Now this front-line principal, offended by the dark T-shirts and gold paraphernalia of isolation and resentment, has come up with a revolutionary idea: neckties for the boys.
Starting tomorrow, at a "dress-for-success assembly," male seniors will be expected to wear light-colored shirts and neckties on Fridays; by the first of next year, the necktie requirement will be applied to all male students, to be followed by a dress code for the young women.
Will the 2,000 boys go for this? "The support from students and parents has been phenomenal," Mr. Mickens tells me. "It's a matter of self-esteem. Neckties are not trivial; this has greater implications, and has struck a chord."
The stunning notion of an "old school tie" -- once a badge of network snobbery -- as an expression of pride at an inner-city school has also touched a nerve.
Civil libertarians are worried about regimentation, or about discouraging political slogans emblazoned across backs (Neckties today, haircuts tomorrow?); others express concern at requiring poor students to buy special clothes.
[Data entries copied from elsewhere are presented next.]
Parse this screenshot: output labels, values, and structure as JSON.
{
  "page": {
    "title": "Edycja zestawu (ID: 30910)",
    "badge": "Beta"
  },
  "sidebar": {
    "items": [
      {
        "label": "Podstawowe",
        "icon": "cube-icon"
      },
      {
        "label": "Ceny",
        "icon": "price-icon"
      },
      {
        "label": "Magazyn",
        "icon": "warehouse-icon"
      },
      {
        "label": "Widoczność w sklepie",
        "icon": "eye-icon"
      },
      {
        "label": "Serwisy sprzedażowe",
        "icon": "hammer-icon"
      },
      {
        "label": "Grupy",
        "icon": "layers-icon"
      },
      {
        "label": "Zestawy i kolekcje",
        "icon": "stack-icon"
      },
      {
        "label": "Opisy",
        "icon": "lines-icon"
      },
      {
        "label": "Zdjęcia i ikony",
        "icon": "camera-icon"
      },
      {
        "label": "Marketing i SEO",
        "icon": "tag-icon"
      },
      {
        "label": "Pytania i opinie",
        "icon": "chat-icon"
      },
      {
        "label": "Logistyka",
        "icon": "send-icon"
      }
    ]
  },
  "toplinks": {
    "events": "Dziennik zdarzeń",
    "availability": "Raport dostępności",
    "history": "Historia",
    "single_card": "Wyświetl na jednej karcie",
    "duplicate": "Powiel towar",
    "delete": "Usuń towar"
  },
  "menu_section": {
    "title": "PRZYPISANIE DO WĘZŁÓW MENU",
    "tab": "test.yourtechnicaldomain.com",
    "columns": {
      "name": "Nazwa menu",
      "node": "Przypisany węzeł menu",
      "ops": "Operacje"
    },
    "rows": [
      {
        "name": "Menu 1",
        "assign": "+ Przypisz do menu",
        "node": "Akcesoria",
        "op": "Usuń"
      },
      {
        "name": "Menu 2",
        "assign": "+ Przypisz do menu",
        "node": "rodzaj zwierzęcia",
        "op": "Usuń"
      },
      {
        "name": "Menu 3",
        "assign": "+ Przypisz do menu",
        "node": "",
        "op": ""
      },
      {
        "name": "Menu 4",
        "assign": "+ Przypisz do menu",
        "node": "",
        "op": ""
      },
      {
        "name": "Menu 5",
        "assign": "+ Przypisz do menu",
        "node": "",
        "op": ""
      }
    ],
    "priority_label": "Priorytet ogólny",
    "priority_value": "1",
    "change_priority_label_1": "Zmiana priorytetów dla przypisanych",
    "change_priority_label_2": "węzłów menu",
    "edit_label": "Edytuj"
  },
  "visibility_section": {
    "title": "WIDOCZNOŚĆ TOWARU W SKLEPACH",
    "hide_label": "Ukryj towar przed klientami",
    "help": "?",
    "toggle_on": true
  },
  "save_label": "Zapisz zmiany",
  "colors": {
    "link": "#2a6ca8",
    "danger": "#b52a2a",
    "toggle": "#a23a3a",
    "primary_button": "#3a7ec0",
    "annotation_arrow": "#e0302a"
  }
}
The Office of the Chancellor has been on the principal's back, offering to meet with him lest his methods seem too stern.
Is the necktie code mandatory? "We don't use that word," responds Mr. Mickens, a maverick who understands how to use peer pressure to do what school policy cannot do, "but this is a done deal."
What of kids (including those dressed in $25 T-shirts and glittering sneakers) who say they cannot afford the conservative apparel? "Ties and shirts have been coming in from all over the country" after the Berger story appeared, reports the principal, "and even the National Football League is getting involved." As a result, no child will be embarrassed at being deprived of business attire.
But do boys really like wearing ties? "Sure," says Mr. Mickens, who prefers bow ties, which are to be an acceptable alternative to the long ties. "They steal 'em off my desk every day."
It should be evident that I applaud this call to sartorial standards for teen-agers. How then can I, as a salad barfly at the Army-Navy Club, complain loudly about that bastion of militarism's coercion of its members to wear ties at all times?
Where do I -- a virulent anti-regimentarian, tieless in Gaza -- come off espousing dress codes for free-spirited youths? Is this not a double standard?
No. Life has taught me the difference between a necessary sense of belonging and a stultifying spirit of conformity.
A necktie worn by a young man willingly submitting to the discipline of his school and peer group is a source of personal and communal pride; the same tie worn by a timid adult on a hot day because all the other guys are wearing one is an example of despicable conformism.
To get in the habit of wearing a tie is like learning the art of speaking correctly; after you have mastered them, you can pop your collar and spout the most creative slang.
Listen up, kids of all colors, in all neighborhoods: If you don't experience what ultimately becomes the pain of wearing a tie, you never get to feel the pleasure -- and the freedom -- of not wearing a tie.Continue reading the main story